A Review of This Year’s AP Exams


Hannah Velette

If anyone ever would’ve told me that I would take all 4 of my AP exams this year while chilling at my kitchen counter in my pajamas, I probably would’ve laughed at such a crazy idea. Then again, I’m not entirely sure anyone could’ve predicted anything that went on so far this year, but here we are. Looking back, I want to take some time to reflect upon the good and bad parts of my online testing experience.

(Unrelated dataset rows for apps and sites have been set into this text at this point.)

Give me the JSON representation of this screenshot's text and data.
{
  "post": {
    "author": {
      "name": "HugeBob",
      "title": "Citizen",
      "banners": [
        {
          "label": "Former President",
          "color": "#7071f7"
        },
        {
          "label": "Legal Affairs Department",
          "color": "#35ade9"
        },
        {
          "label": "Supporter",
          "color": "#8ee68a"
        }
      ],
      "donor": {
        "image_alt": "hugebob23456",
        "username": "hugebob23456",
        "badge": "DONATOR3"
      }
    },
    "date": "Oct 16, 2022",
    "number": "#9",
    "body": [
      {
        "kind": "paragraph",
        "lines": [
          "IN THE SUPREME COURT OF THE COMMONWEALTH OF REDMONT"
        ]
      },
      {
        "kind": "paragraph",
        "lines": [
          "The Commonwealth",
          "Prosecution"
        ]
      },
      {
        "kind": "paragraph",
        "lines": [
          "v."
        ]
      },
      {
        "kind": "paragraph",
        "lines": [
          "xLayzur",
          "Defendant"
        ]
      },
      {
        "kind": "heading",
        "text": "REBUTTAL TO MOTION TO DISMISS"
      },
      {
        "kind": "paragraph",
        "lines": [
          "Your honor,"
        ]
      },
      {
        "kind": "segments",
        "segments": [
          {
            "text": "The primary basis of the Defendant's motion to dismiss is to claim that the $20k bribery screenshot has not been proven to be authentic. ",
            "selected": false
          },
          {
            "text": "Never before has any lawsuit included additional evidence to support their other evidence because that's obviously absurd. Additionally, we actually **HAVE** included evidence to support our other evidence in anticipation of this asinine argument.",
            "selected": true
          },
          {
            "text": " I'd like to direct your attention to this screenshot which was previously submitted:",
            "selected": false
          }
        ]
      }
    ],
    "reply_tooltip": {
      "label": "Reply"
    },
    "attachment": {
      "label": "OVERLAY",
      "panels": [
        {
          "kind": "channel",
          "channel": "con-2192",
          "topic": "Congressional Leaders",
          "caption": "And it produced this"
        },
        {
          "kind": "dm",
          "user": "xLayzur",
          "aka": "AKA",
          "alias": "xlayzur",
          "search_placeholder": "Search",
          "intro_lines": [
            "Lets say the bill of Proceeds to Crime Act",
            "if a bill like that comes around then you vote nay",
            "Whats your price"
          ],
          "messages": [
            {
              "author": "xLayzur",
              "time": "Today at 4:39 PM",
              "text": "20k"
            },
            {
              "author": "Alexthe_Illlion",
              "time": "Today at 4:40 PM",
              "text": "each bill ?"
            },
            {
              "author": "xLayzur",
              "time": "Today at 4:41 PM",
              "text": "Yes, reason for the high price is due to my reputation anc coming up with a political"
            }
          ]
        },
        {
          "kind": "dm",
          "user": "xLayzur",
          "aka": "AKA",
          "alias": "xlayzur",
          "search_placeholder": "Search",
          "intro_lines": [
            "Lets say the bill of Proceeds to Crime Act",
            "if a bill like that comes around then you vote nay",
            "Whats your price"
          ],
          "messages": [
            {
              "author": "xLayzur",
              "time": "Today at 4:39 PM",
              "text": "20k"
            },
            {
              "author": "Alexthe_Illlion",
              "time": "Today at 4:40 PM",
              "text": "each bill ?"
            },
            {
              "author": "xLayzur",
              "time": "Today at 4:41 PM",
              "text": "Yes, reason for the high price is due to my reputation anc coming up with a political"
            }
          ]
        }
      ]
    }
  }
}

In College Board’s defense, no one could’ve ever predicted that this is how our school year would end, so I do give them credit for being able to come up with a solution to the issue of how testing would work. At the same time, I believe that while they were trying to alleviate stress for students, they ended up creating more confusion and problems for students planning on taking the AP tests in May. For one, all tests were taken online this year and were only 45 minutes long. This format was supposed to make things easier for students, but many students worried that a whole year’s worth of work was now being reduced to just 1 or 2 questions. Past tests had various sections like multiple choice, short answers, and long essays, so if you didn’t know a particular topic very well or struggled in one area you had the rest of the test to balance it out. Additionally, all of the tests were different and had different questions. This makes cheating difficult, which is a good thing. At the same time, it also makes it difficult to judge mastery of a year’s worth of work and knowledge if one person just happens to get a question on something that they know really well while someone else gets a different question that may be more difficult.

College Board also said that students could take it on any device with Internet access including laptops, tablets, or phones. Personally, I had a good experience taking all of my AP tests as I didn’t have any troubles with my WiFi or submitting. However, I’ve heard stories of students whose submit buttons didn’t work or who had issues with attaching pictures or files. Any students who did have issues with their tests could apply for a retake exam within 48 hours after the exam, and starting the 2nd week of testing students could even email their responses immediately following the test if they had submission troubles. This email option is a great backup for students who worked hard on the exam and were unable to submit, but it would’ve been even better if it was available from the beginning because students who had submission troubles the first week could not email their responses in and instead had to take the make up exams.

Overall, the AP exam situation was the best that it could’ve been given the situation we were in, but this new testing format definitely did cause many new problems and questions that no one really anticipated or knew how to answer. This isn’t the end of online testing though: College Board may put out an online version of the SAT and ACT if in-person testing can’t take place in the fall. Hopefully they work out all of the issues by then to provide a more smooth testing experience, but I guess only time will tell what will happen in the next few months.